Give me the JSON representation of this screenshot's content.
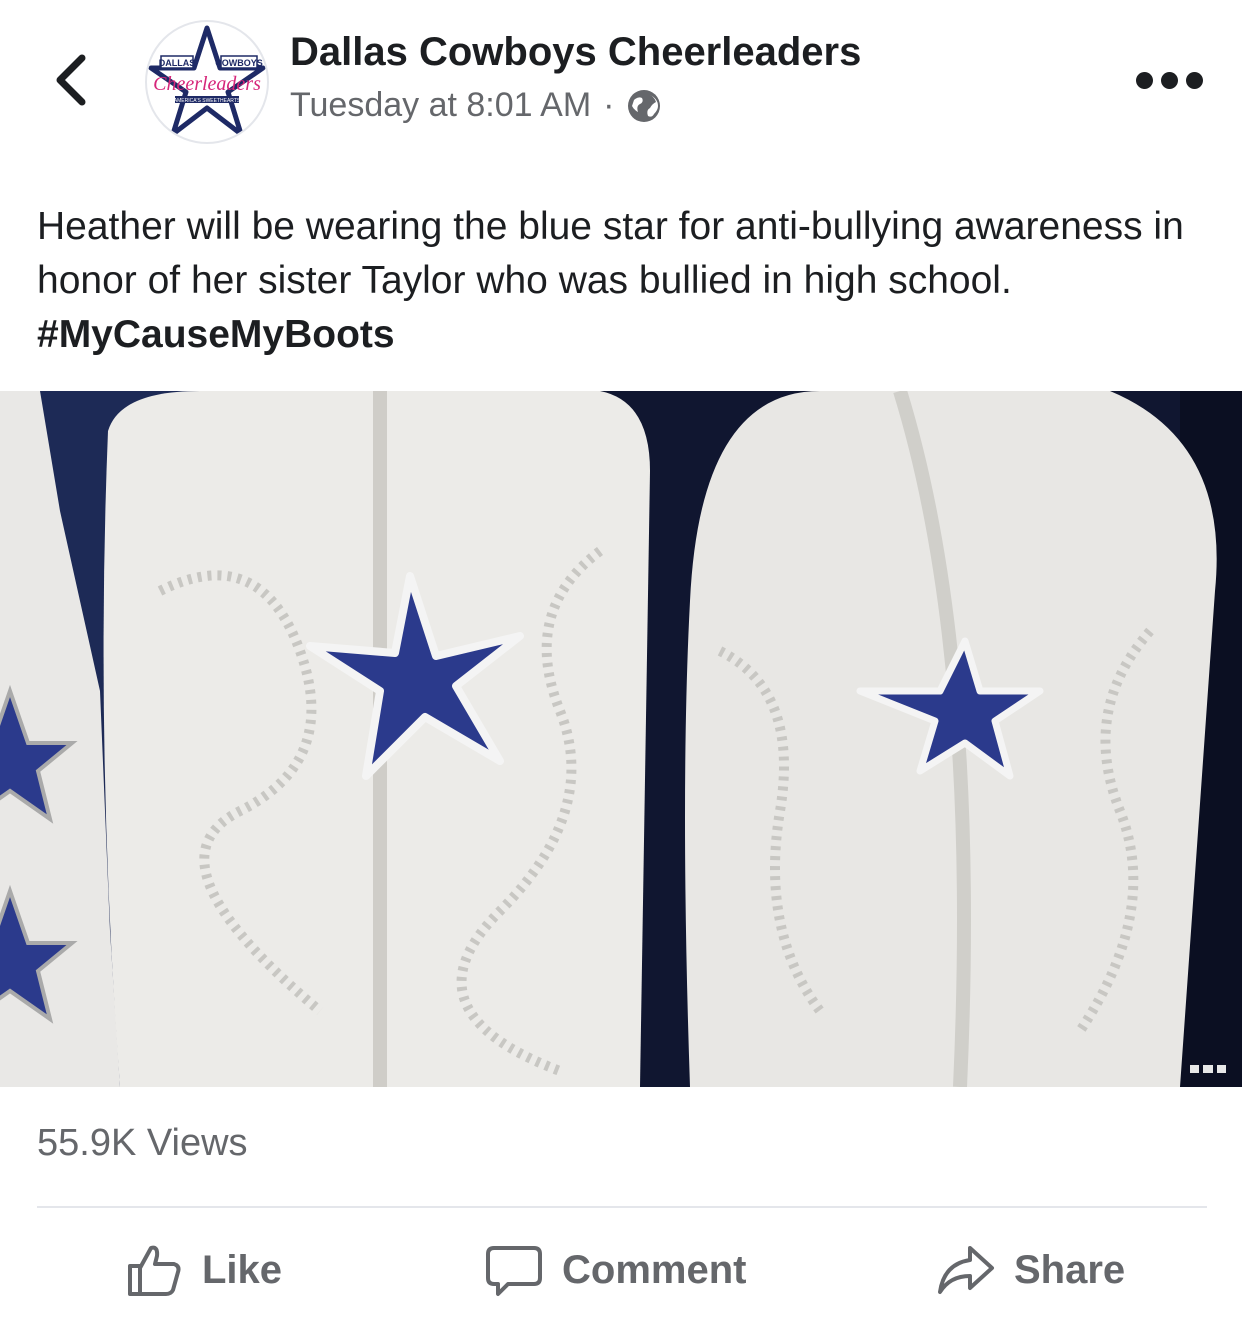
{
  "header": {
    "back_icon": "chevron-left-icon",
    "page_name": "Dallas Cowboys Cheerleaders",
    "timestamp": "Tuesday at 8:01 AM",
    "separator": "·",
    "privacy_icon": "globe-icon",
    "more_icon": "more-horizontal-icon",
    "logo": {
      "top_left": "DALLAS",
      "top_right": "COWBOYS",
      "script": "Cheerleaders",
      "tagline": "AMERICA'S SWEETHEARTS"
    }
  },
  "post": {
    "caption": "Heather will be wearing the blue star for anti-bullying awareness in honor of her sister Taylor who was bullied in high school. ",
    "hashtag": "#MyCauseMyBoots"
  },
  "video": {
    "description_icon": "video-thumbnail",
    "colors": {
      "boot": "#ecebe8",
      "star": "#2b3a8c",
      "background": "#1d2a56"
    }
  },
  "stats": {
    "views": "55.9K Views"
  },
  "actions": {
    "like": {
      "label": "Like",
      "icon": "thumbs-up-icon"
    },
    "comment": {
      "label": "Comment",
      "icon": "comment-bubble-icon"
    },
    "share": {
      "label": "Share",
      "icon": "share-arrow-icon"
    }
  }
}
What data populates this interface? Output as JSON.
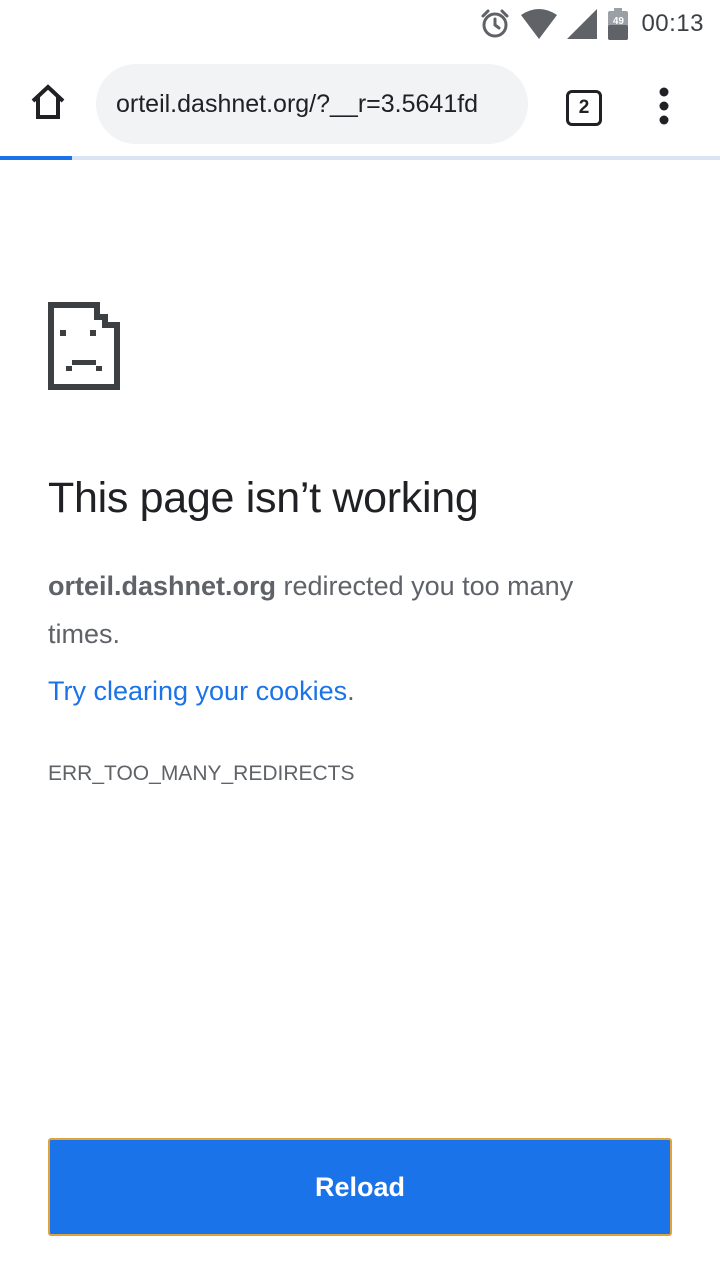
{
  "status_bar": {
    "time": "00:13",
    "battery_level": "49",
    "icons": [
      "alarm-icon",
      "wifi-icon",
      "cell-signal-icon",
      "battery-icon"
    ]
  },
  "toolbar": {
    "url": "orteil.dashnet.org/?__r=3.5641fd",
    "tab_count": "2",
    "load_progress_fraction": 0.1,
    "icons": [
      "home-icon",
      "more-vert-icon"
    ]
  },
  "error_page": {
    "icon": "sad-page-icon",
    "heading": "This page isn’t working",
    "host": "orteil.dashnet.org",
    "message": " redirected you too many times.",
    "suggestion_link": "Try clearing your cookies",
    "suggestion_suffix": ".",
    "error_code": "ERR_TOO_MANY_REDIRECTS",
    "reload_label": "Reload"
  },
  "colors": {
    "accent": "#1a73e8",
    "text_primary": "#202124",
    "text_secondary": "#5f6368",
    "url_bar_bg": "#f1f3f4"
  }
}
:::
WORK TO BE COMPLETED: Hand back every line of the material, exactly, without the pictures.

EXERCISE RESULT:
Give me the JSON representation of this screenshot's content.
{
  "header": {
    "back_icon": "chevron-left-icon",
    "page_name": "Dallas Cowboys Cheerleaders",
    "timestamp": "Tuesday at 8:01 AM",
    "separator": "·",
    "privacy_icon": "globe-icon",
    "more_icon": "more-horizontal-icon",
    "logo": {
      "top_left": "DALLAS",
      "top_right": "COWBOYS",
      "script": "Cheerleaders",
      "tagline": "AMERICA'S SWEETHEARTS"
    }
  },
  "post": {
    "caption": "Heather will be wearing the blue star for anti-bullying awareness in honor of her sister Taylor who was bullied in high school. ",
    "hashtag": "#MyCauseMyBoots"
  },
  "video": {
    "description_icon": "video-thumbnail",
    "colors": {
      "boot": "#ecebe8",
      "star": "#2b3a8c",
      "background": "#1d2a56"
    }
  },
  "stats": {
    "views": "55.9K Views"
  },
  "actions": {
    "like": {
      "label": "Like",
      "icon": "thumbs-up-icon"
    },
    "comment": {
      "label": "Comment",
      "icon": "comment-bubble-icon"
    },
    "share": {
      "label": "Share",
      "icon": "share-arrow-icon"
    }
  }
}
What data populates this interface? Output as JSON.
{
  "status_bar": {
    "time": "00:13",
    "battery_level": "49",
    "icons": [
      "alarm-icon",
      "wifi-icon",
      "cell-signal-icon",
      "battery-icon"
    ]
  },
  "toolbar": {
    "url": "orteil.dashnet.org/?__r=3.5641fd",
    "tab_count": "2",
    "load_progress_fraction": 0.1,
    "icons": [
      "home-icon",
      "more-vert-icon"
    ]
  },
  "error_page": {
    "icon": "sad-page-icon",
    "heading": "This page isn’t working",
    "host": "orteil.dashnet.org",
    "message": " redirected you too many times.",
    "suggestion_link": "Try clearing your cookies",
    "suggestion_suffix": ".",
    "error_code": "ERR_TOO_MANY_REDIRECTS",
    "reload_label": "Reload"
  },
  "colors": {
    "accent": "#1a73e8",
    "text_primary": "#202124",
    "text_secondary": "#5f6368",
    "url_bar_bg": "#f1f3f4"
  }
}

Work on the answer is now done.